Located in County Waterford in the south-eastern part of Ireland, Waterford is a part of the province of Munster and is situated at the head of Waterford Harbour. Best known worldwide for the famous Waterford Crystal, the city also boasts a fascinating Viking heritage; both of which form a significant part of Waterford’s tourist attractions. While Waterford’s history is truly worth learning about through its many ancient monuments, the city also has a lovely countryside, stunning views of the hills, and a fun pub culture that makes Waterford’s nightlife just as interesting. The city’s strategic location along River Suir midway between Cork and Dublin also makes it easily accessible from not just across Ireland, but also from Britain and the rest of Europe. Read on to find out the best ways to reach Waterford.
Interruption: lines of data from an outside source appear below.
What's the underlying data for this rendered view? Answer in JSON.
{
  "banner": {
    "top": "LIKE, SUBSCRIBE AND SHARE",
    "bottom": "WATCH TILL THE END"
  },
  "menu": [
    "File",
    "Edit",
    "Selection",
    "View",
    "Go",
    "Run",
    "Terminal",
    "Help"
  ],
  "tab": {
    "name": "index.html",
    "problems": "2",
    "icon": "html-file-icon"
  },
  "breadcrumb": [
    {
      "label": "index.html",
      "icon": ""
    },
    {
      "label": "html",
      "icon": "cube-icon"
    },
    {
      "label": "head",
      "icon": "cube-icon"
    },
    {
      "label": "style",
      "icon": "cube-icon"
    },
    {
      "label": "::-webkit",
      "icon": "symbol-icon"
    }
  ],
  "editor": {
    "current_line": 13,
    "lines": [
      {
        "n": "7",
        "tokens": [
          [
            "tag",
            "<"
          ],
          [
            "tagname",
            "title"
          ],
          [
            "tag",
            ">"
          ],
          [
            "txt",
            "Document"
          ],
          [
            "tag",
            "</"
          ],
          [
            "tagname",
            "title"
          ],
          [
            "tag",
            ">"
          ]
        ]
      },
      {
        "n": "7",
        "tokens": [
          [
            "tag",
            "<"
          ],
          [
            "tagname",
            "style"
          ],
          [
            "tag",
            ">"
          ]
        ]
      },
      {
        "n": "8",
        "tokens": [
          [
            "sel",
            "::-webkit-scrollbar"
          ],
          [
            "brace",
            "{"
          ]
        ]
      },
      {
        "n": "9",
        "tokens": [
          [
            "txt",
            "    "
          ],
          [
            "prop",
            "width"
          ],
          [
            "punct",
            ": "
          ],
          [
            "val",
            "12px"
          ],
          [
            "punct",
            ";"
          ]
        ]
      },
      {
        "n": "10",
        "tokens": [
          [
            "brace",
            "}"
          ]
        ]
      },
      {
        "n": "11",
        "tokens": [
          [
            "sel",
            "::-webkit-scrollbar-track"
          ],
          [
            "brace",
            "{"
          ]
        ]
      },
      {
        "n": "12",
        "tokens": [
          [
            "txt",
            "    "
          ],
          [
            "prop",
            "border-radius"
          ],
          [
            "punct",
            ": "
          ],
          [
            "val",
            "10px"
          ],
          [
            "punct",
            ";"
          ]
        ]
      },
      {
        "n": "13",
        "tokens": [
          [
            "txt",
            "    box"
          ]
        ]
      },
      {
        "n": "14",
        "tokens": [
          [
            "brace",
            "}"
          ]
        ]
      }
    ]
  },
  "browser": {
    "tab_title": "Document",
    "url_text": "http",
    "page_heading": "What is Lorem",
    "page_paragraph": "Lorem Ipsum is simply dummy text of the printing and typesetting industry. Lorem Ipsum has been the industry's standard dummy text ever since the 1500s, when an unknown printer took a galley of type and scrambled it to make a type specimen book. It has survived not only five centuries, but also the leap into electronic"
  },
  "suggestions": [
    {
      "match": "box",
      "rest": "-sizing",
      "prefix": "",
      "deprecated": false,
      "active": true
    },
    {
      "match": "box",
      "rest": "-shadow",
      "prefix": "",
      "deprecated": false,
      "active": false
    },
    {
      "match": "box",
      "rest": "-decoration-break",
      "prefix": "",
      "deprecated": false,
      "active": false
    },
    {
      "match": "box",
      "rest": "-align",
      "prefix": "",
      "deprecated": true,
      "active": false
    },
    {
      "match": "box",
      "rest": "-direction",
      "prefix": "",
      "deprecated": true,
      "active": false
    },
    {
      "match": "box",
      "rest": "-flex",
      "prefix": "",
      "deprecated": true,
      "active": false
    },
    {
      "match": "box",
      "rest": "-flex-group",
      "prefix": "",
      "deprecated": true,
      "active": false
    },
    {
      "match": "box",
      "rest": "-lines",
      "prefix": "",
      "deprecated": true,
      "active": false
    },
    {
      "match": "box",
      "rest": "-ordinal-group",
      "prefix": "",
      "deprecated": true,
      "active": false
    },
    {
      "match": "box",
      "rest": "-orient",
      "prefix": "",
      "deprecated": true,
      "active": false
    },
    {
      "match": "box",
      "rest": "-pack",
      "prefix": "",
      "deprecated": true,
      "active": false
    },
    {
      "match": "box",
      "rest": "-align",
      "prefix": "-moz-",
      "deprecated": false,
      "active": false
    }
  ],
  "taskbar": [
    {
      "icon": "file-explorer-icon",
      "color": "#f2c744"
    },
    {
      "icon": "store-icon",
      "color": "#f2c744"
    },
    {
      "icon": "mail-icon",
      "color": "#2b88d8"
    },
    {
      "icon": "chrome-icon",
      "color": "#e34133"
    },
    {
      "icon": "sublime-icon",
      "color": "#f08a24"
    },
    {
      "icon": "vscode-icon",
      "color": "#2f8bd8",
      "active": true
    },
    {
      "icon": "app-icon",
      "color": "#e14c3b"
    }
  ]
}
Waterford has its own airport, which is situated roughly 10 km outside the city centre. However, this airport is not operating any scheduled flights currently. Since Waterford is very ideally located between the cities of Cork and Dublin, it is more convenient for travellers to fly into either Cork Airport or Dublin Airport, situated about 125 km and 175 km away respectively, and then get to Waterford via train or road. The airports at Cork and Dublin are also busier airports with flights operating to and from various destinations across the world; travellers from India will need to catch a connecting flight to either city’s airport though.
The Irish Rail network allows you to catch a train to practically any destination in the country. Plunkett Railway Station is the main railway stop in Waterford. There are 8 daily services between Dublin and Waterford. There is also an inter-city service that runs to Limerick, Galway, Cork, Ennis, Tralee, Killarney and Athenry from Monday to Saturday. Plunkett Railway Station is a railway junction that you shouldn’t expect much from. It is a building in persistent need of an upgrade, so do not expect many directions or helpful signs at the station.
Waterford has good road connectivity and is easily accessible from all major cities and small towns across the country. The M9 motorway connects Waterford to Dublin, the N24 connects it to Limerick, and the N25 connects it to Cork. The state bus service in Ireland is Bus Eireann, and the company runs regular buses to Waterford from most destinations across Ireland. There are a number of private companies like Eurolines that operate bus services to Waterford from locations like London as well. Buses are one of the cheapest ways to reach Waterford, but if your budget allows, your road journey can be made more comfortable through private taxis as well.
All road routes that go to Waterford pass over River Suir through the River Suir Bridge. The route through the bridge goes eastwards towards Rosslare Harbour. Rosslare Harbour is the port where travellers disembark when taking a ferry to reach Waterford. There are ferries available from Pembroke and Fishguard in South Wales to Rosslare Harbour. From the harbour, travellers can reach Waterford via route 370 of Bus Eireann.
Waterford is highly pedestrianized and can easily be classified as a walker’s city. The city centre especially is best explored on foot, and there are plenty of public benches around for you to rest on while you’re out and about.
Local bus services in the city are mainly run by Bus Eireann and Rapid Express. There are also taxis available throughout Waterford, which can simply be hailed down on the road. Taxis are generally way more expensive than the buses since they are charged according to the distance travelled.